## [Task]
Although the entries contain pictures, only their words should be duplicated exactly.

Data entries:
● ● ●
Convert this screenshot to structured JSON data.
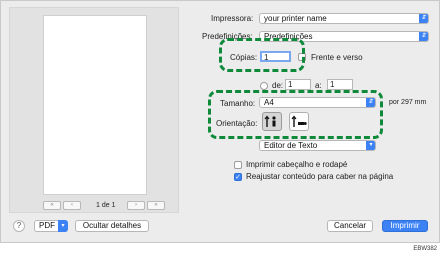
{
  "preview": {
    "first_label": "«",
    "prev_label": "‹",
    "page_counter": "1 de 1",
    "next_label": "›",
    "last_label": "»"
  },
  "settings": {
    "printer_label": "Impressora:",
    "printer_value": "your printer name",
    "preset_label": "Predefinições:",
    "preset_value": "Predefinições",
    "copies_label": "Cópias:",
    "copies_value": "1",
    "duplex_label": "Frente e verso",
    "pages_from_label": "de:",
    "pages_from_value": "1",
    "pages_to_label": "a:",
    "pages_to_value": "1",
    "size_label": "Tamanho:",
    "size_value": "A4",
    "size_dims": "por 297 mm",
    "orientation_label": "Orientação:",
    "app_menu_value": "Editor de Texto",
    "print_header_label": "Imprimir cabeçalho e rodapé",
    "print_header_checked": false,
    "rewrap_label": "Reajustar conteúdo para caber na página",
    "rewrap_checked": true
  },
  "footer": {
    "help_label": "?",
    "pdf_label": "PDF",
    "hide_details_label": "Ocultar detalhes",
    "cancel_label": "Cancelar",
    "print_label": "Imprimir"
  },
  "caption": "EBW382",
  "colors": {
    "accent_blue": "#3c82f5",
    "highlight_green": "#0f8a3a"
  }
}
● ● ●
## [Exercise result]
Convert this screenshot to structured JSON data.
{
  "preview": {
    "first_label": "«",
    "prev_label": "‹",
    "page_counter": "1 de 1",
    "next_label": "›",
    "last_label": "»"
  },
  "settings": {
    "printer_label": "Impressora:",
    "printer_value": "your printer name",
    "preset_label": "Predefinições:",
    "preset_value": "Predefinições",
    "copies_label": "Cópias:",
    "copies_value": "1",
    "duplex_label": "Frente e verso",
    "pages_from_label": "de:",
    "pages_from_value": "1",
    "pages_to_label": "a:",
    "pages_to_value": "1",
    "size_label": "Tamanho:",
    "size_value": "A4",
    "size_dims": "por 297 mm",
    "orientation_label": "Orientação:",
    "app_menu_value": "Editor de Texto",
    "print_header_label": "Imprimir cabeçalho e rodapé",
    "print_header_checked": false,
    "rewrap_label": "Reajustar conteúdo para caber na página",
    "rewrap_checked": true
  },
  "footer": {
    "help_label": "?",
    "pdf_label": "PDF",
    "hide_details_label": "Ocultar detalhes",
    "cancel_label": "Cancelar",
    "print_label": "Imprimir"
  },
  "caption": "EBW382",
  "colors": {
    "accent_blue": "#3c82f5",
    "highlight_green": "#0f8a3a"
  }
}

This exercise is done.